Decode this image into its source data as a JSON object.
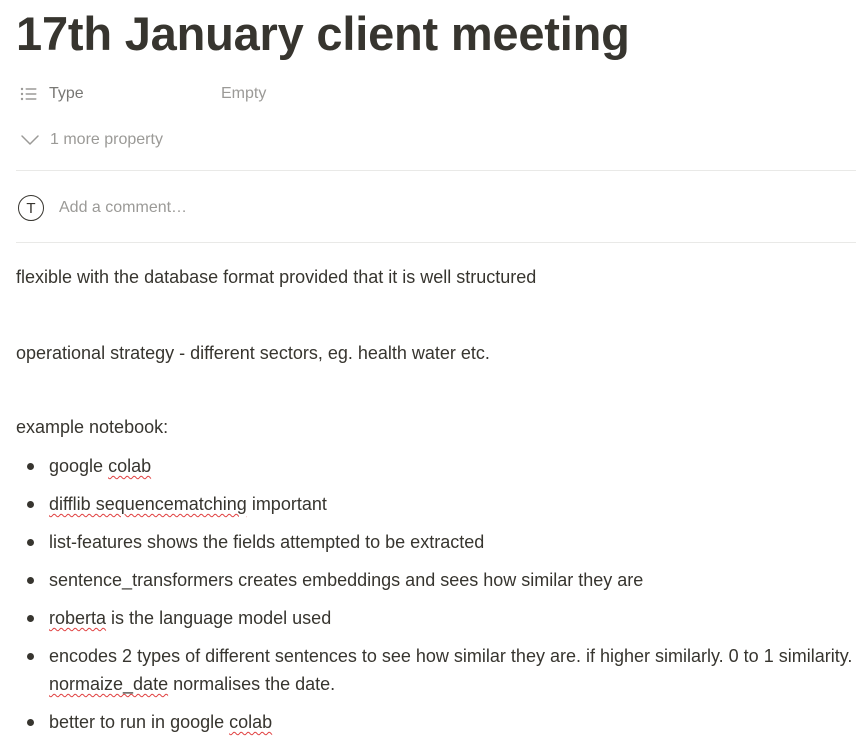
{
  "page": {
    "title": "17th January client meeting"
  },
  "properties": {
    "type_label": "Type",
    "type_value": "Empty",
    "type_icon": "list-icon",
    "more_label": "1 more property",
    "more_icon": "chevron-down-icon"
  },
  "comment": {
    "avatar_initial": "T",
    "placeholder": "Add a comment…"
  },
  "content": {
    "para1": "flexible with the database format provided that it is well structured",
    "para2": "operational strategy - different sectors, eg. health water etc.",
    "para3": "example notebook:",
    "bullets": [
      {
        "pre": "google ",
        "err": "colab",
        "post": ""
      },
      {
        "pre": "",
        "err": "difflib sequencematching",
        "post": " important"
      },
      {
        "pre": "list-features shows the fields attempted to be extracted",
        "err": "",
        "post": ""
      },
      {
        "pre": "sentence_transformers creates embeddings and sees how similar they are",
        "err": "",
        "post": ""
      },
      {
        "pre": "",
        "err": "roberta",
        "post": " is the language model used"
      },
      {
        "pre": "encodes 2 types of different sentences to see how similar they are. if higher similarly. 0 to 1 similarity. ",
        "err": "normaize_date",
        "post": " normalises the date."
      },
      {
        "pre": "better to run in google ",
        "err": "colab",
        "post": ""
      }
    ]
  },
  "colors": {
    "text": "#37352f",
    "muted": "#9b9a97",
    "divider": "#e9e9e7",
    "spellcheck": "#e03e3e"
  }
}
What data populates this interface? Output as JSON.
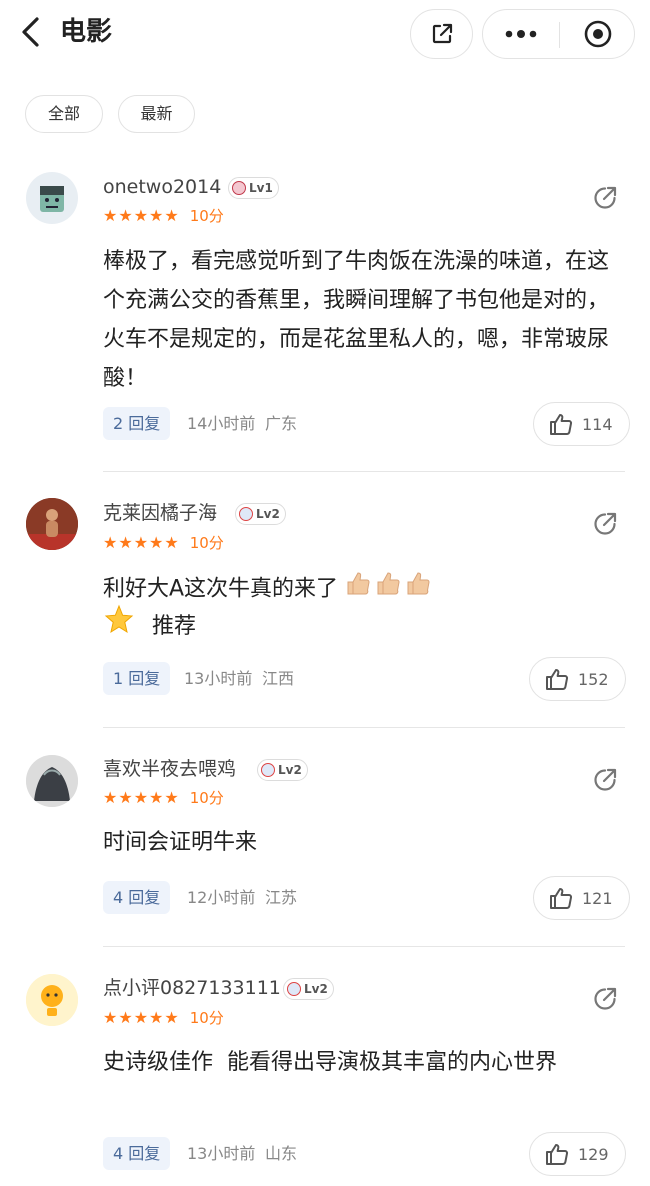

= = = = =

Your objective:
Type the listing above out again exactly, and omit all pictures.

Response area:
Decode this image into its source data as a JSON object.
{
  "page": {
    "title": "17th January client meeting"
  },
  "properties": {
    "type_label": "Type",
    "type_value": "Empty",
    "type_icon": "list-icon",
    "more_label": "1 more property",
    "more_icon": "chevron-down-icon"
  },
  "comment": {
    "avatar_initial": "T",
    "placeholder": "Add a comment…"
  },
  "content": {
    "para1": "flexible with the database format provided that it is well structured",
    "para2": "operational strategy - different sectors, eg. health water etc.",
    "para3": "example notebook:",
    "bullets": [
      {
        "pre": "google ",
        "err": "colab",
        "post": ""
      },
      {
        "pre": "",
        "err": "difflib sequencematching",
        "post": " important"
      },
      {
        "pre": "list-features shows the fields attempted to be extracted",
        "err": "",
        "post": ""
      },
      {
        "pre": "sentence_transformers creates embeddings and sees how similar they are",
        "err": "",
        "post": ""
      },
      {
        "pre": "",
        "err": "roberta",
        "post": " is the language model used"
      },
      {
        "pre": "encodes 2 types of different sentences to see how similar they are. if higher similarly. 0 to 1 similarity. ",
        "err": "normaize_date",
        "post": " normalises the date."
      },
      {
        "pre": "better to run in google ",
        "err": "colab",
        "post": ""
      }
    ]
  },
  "colors": {
    "text": "#37352f",
    "muted": "#9b9a97",
    "divider": "#e9e9e7",
    "spellcheck": "#e03e3e"
  }
}
What data populates this interface? Output as JSON.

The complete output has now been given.